If the soil is kept evenly moist, fleas can be kept away very well as well as with appropriate pest protection nets. Regular or early loosening of the soil as well as mulching and weed control can protect against fleas. There is no approved control agent for the home garden.

Mealy cabbage aphid - Already in April / May an infestation on young plants can be recognized by a floury, gray wax coating. The aphid then spreads very quickly. The consequences are deformities and heartlessness as well as lightening of the leaves, curled leaves and honeydew contamination.

Ladybird, lacewing, hover fly or parasitic wasp larvae as well as spiders, hornets and wasps are the natural enemies of this aphid. For additional control, you can use environmentally friendly potash soap-based agents to treat the underside and top of the leaves. Depending on the degree of infestation, the whole thing may have to be repeated. A mixed culture with beans can partially reduce an infestation.

Special varieties

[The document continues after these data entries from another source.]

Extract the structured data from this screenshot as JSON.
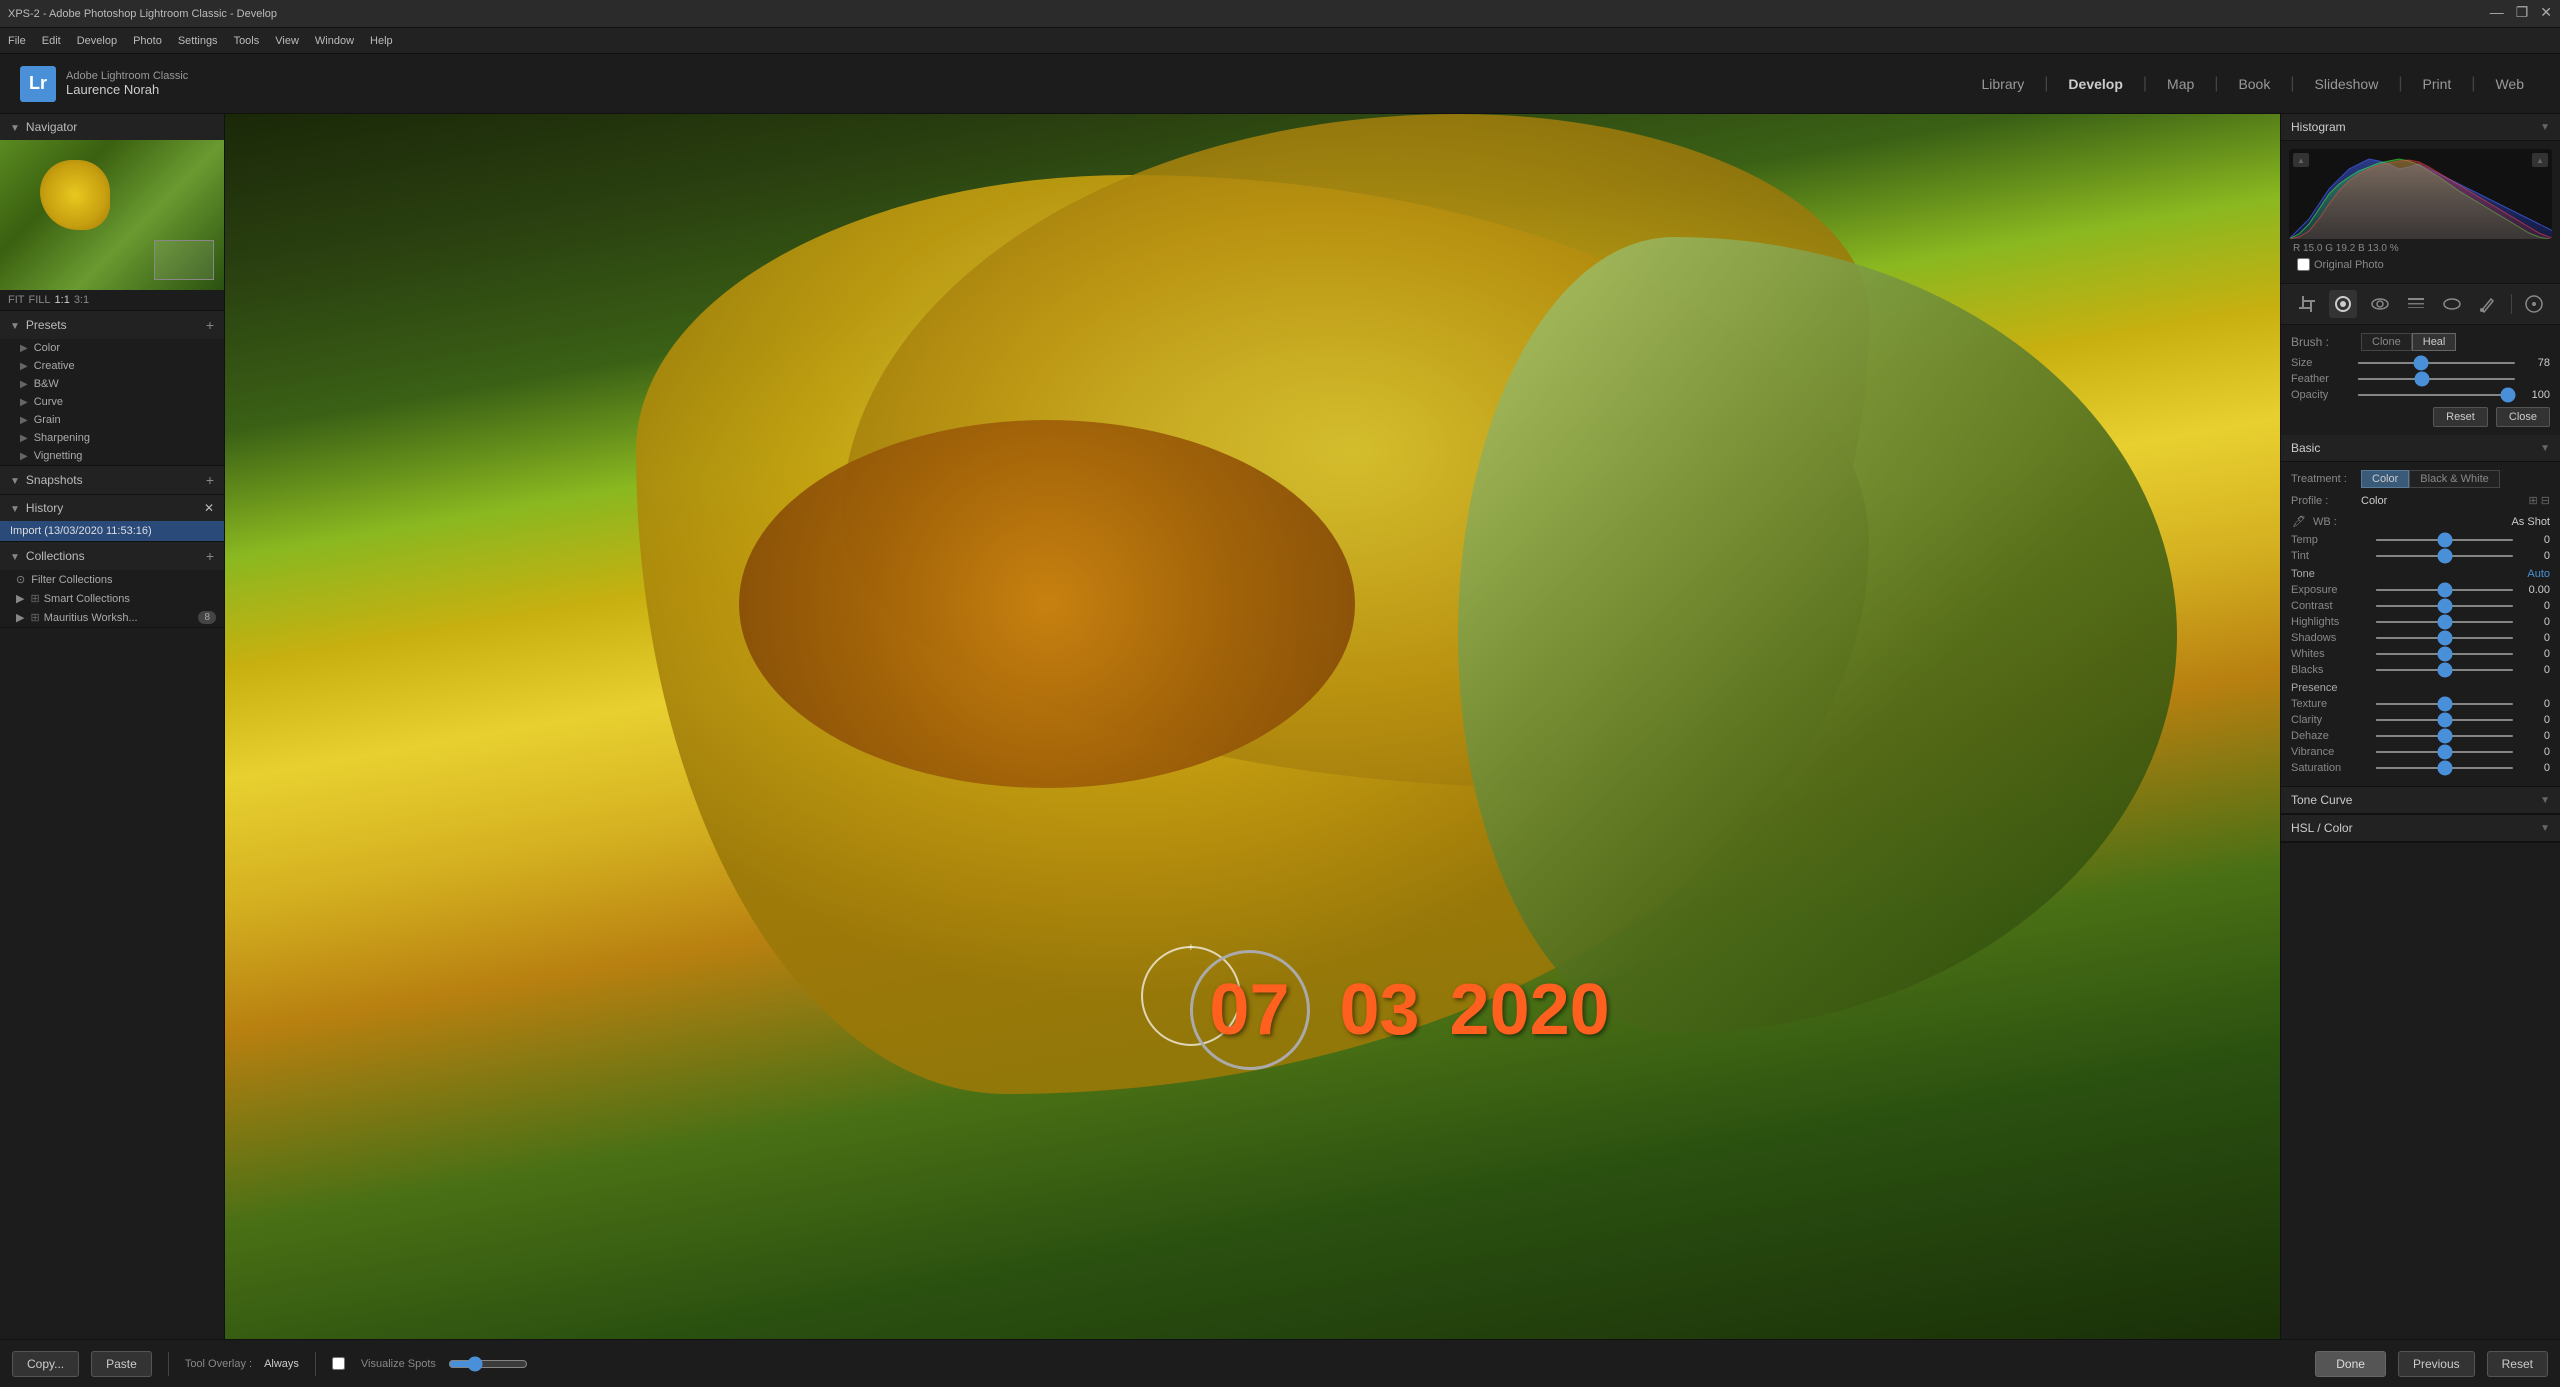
{
  "window": {
    "title": "XPS-2 - Adobe Photoshop Lightroom Classic - Develop"
  },
  "titlebar": {
    "title": "XPS-2 - Adobe Photoshop Lightroom Classic - Develop",
    "min": "—",
    "restore": "❐",
    "close": "✕"
  },
  "menubar": {
    "items": [
      "File",
      "Edit",
      "Develop",
      "Photo",
      "Settings",
      "Tools",
      "View",
      "Window",
      "Help"
    ]
  },
  "topnav": {
    "logo": "Lr",
    "app_name": "Adobe Lightroom Classic",
    "user_name": "Laurence Norah",
    "modules": [
      "Library",
      "Develop",
      "Map",
      "Book",
      "Slideshow",
      "Print",
      "Web"
    ],
    "active_module": "Develop"
  },
  "left_panel": {
    "navigator": {
      "header": "Navigator",
      "fit_options": [
        "FIT",
        "FILL",
        "1:1",
        "3:1"
      ],
      "active_fit": "1:1"
    },
    "presets": {
      "header": "Presets",
      "add": "+",
      "items": [
        {
          "label": "Color",
          "arrow": "▶"
        },
        {
          "label": "Creative",
          "arrow": "▶"
        },
        {
          "label": "B&W",
          "arrow": "▶"
        },
        {
          "label": "Curve",
          "arrow": "▶"
        },
        {
          "label": "Grain",
          "arrow": "▶"
        },
        {
          "label": "Sharpening",
          "arrow": "▶"
        },
        {
          "label": "Vignetting",
          "arrow": "▶"
        }
      ]
    },
    "snapshots": {
      "header": "Snapshots",
      "add": "+",
      "items": []
    },
    "history": {
      "header": "History",
      "close": "✕",
      "items": [
        {
          "label": "Import (13/03/2020 11:53:16)",
          "active": true
        }
      ]
    },
    "collections": {
      "header": "Collections",
      "add": "+",
      "items": [
        {
          "label": "Filter Collections",
          "type": "filter",
          "icon": "⊙"
        },
        {
          "label": "Smart Collections",
          "arrow": "▶",
          "type": "smart"
        },
        {
          "label": "Mauritius Worksh...",
          "arrow": "▶",
          "type": "smart",
          "count": "8"
        }
      ]
    }
  },
  "image": {
    "date_parts": {
      "day": "07",
      "month": "03",
      "year": "2020"
    }
  },
  "bottom_toolbar": {
    "copy_btn": "Copy...",
    "paste_btn": "Paste",
    "tool_overlay_label": "Tool Overlay :",
    "tool_overlay_value": "Always",
    "visualize_spots_label": "Visualize Spots",
    "done_btn": "Done",
    "previous_btn": "Previous",
    "reset_btn": "Reset"
  },
  "right_panel": {
    "histogram": {
      "header": "Histogram",
      "values": "R  15.0  G  19.2  B  13.0 %",
      "original_photo": "Original Photo"
    },
    "tools": {
      "icons": [
        "crop",
        "spot-heal",
        "red-eye",
        "graduated",
        "radial",
        "adjustment-brush"
      ]
    },
    "spot_heal": {
      "brush_label": "Brush :",
      "clone_btn": "Clone",
      "heal_btn": "Heal",
      "size_label": "Size",
      "size_val": "78",
      "feather_label": "Feather",
      "feather_val": "",
      "opacity_label": "Opacity",
      "opacity_val": "100",
      "reset_btn": "Reset",
      "close_btn": "Close"
    },
    "basic": {
      "header": "Basic",
      "treatment_label": "Treatment :",
      "color_btn": "Color",
      "bw_btn": "Black & White",
      "profile_label": "Profile :",
      "profile_value": "Color",
      "wb_label": "WB :",
      "wb_value": "As Shot",
      "temp_label": "Temp",
      "temp_val": "0",
      "tint_label": "Tint",
      "tint_val": "0",
      "tone_label": "Tone",
      "auto_label": "Auto",
      "exposure_label": "Exposure",
      "exposure_val": "0.00",
      "contrast_label": "Contrast",
      "contrast_val": "0",
      "highlights_label": "Highlights",
      "highlights_val": "0",
      "shadows_label": "Shadows",
      "shadows_val": "0",
      "whites_label": "Whites",
      "whites_val": "0",
      "blacks_label": "Blacks",
      "blacks_val": "0",
      "presence_label": "Presence",
      "texture_label": "Texture",
      "texture_val": "0",
      "clarity_label": "Clarity",
      "clarity_val": "0",
      "dehaze_label": "Dehaze",
      "dehaze_val": "0",
      "vibrance_label": "Vibrance",
      "vibrance_val": "0",
      "saturation_label": "Saturation",
      "saturation_val": "0"
    },
    "tone_curve": {
      "header": "Tone Curve"
    },
    "hsl_color": {
      "header": "HSL / Color"
    }
  },
  "colors": {
    "accent": "#4a90d9",
    "active_bg": "#2a4a7a",
    "orange": "#ff6020",
    "panel_bg": "#1c1c1c",
    "panel_header_bg": "#222",
    "border": "#111",
    "text_primary": "#ccc",
    "text_secondary": "#888"
  }
}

  • Broccoli Calabrese - Calabrese is the most famous green broccoli variety. It has an excellent taste, is productive, medium early and produces numerous side shoots. You can sow from March to June and harvest between June and September.
  • Broccoli Marathon - This medium-late and particularly high-yielding variety produces very firm, large and fine-budded, blue-green heads. It is suitable for the summer and autumn harvest and is mildew tolerant. You can sow from April to June and harvest from July to October.
  • Broccoli Purple Sprouting - In addition to the many conventional broccoli varieties, there is also a perennial variety, Broccoli Purple Sprouting, also known as 'winter broccoli'. It is sown in July, then hibernates outdoors and can be harvested in March or April of the following year. This extra early variety has a particularly delicate taste.

Broccoli is certainly not the most popular vegetable, but it is still very tasty and healthy. It can be pre-cultivated in the house or sown or planted directly in the field. The cultivation of broccoli is a bit more complex but still feasible. Above all, it is important to maintain the crop rotation and sufficient moisture. If you pay attention to optimal site conditions and care, this can also prevent diseases and pests. So nothing stands in the way of harvesting your own broccoli.